How to complete this task:
Nothing in the records should change; write them all out exactly.

Collected data
= = =

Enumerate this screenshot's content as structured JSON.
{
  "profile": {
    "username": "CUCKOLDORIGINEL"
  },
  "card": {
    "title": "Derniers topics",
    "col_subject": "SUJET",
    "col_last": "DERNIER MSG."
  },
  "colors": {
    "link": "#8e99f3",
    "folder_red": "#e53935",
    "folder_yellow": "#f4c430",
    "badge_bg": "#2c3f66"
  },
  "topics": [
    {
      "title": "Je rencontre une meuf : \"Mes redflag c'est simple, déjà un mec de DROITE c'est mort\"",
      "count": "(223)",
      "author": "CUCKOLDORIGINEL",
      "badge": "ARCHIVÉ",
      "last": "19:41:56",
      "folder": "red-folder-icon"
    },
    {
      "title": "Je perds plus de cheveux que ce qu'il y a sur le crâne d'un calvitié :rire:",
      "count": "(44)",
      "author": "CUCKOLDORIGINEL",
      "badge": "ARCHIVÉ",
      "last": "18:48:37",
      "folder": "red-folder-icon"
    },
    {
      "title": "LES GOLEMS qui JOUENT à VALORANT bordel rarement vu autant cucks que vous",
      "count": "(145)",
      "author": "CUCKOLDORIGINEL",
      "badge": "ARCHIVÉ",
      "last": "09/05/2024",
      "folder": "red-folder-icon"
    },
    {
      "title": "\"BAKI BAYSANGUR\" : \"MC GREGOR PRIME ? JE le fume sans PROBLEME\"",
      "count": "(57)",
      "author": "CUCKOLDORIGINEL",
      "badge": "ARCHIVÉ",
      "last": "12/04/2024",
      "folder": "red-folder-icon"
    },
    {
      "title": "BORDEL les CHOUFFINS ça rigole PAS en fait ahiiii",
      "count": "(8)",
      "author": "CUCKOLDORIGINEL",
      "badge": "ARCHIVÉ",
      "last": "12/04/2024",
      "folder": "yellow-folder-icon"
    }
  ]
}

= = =

Answer box:
Enumerate this screenshot's content as structured JSON.
{
  "profile": {
    "username": "CUCKOLDORIGINEL"
  },
  "card": {
    "title": "Derniers topics",
    "col_subject": "SUJET",
    "col_last": "DERNIER MSG."
  },
  "colors": {
    "link": "#8e99f3",
    "folder_red": "#e53935",
    "folder_yellow": "#f4c430",
    "badge_bg": "#2c3f66"
  },
  "topics": [
    {
      "title": "Je rencontre une meuf : \"Mes redflag c'est simple, déjà un mec de DROITE c'est mort\"",
      "count": "(223)",
      "author": "CUCKOLDORIGINEL",
      "badge": "ARCHIVÉ",
      "last": "19:41:56",
      "folder": "red-folder-icon"
    },
    {
      "title": "Je perds plus de cheveux que ce qu'il y a sur le crâne d'un calvitié :rire:",
      "count": "(44)",
      "author": "CUCKOLDORIGINEL",
      "badge": "ARCHIVÉ",
      "last": "18:48:37",
      "folder": "red-folder-icon"
    },
    {
      "title": "LES GOLEMS qui JOUENT à VALORANT bordel rarement vu autant cucks que vous",
      "count": "(145)",
      "author": "CUCKOLDORIGINEL",
      "badge": "ARCHIVÉ",
      "last": "09/05/2024",
      "folder": "red-folder-icon"
    },
    {
      "title": "\"BAKI BAYSANGUR\" : \"MC GREGOR PRIME ? JE le fume sans PROBLEME\"",
      "count": "(57)",
      "author": "CUCKOLDORIGINEL",
      "badge": "ARCHIVÉ",
      "last": "12/04/2024",
      "folder": "red-folder-icon"
    },
    {
      "title": "BORDEL les CHOUFFINS ça rigole PAS en fait ahiiii",
      "count": "(8)",
      "author": "CUCKOLDORIGINEL",
      "badge": "ARCHIVÉ",
      "last": "12/04/2024",
      "folder": "yellow-folder-icon"
    }
  ]
}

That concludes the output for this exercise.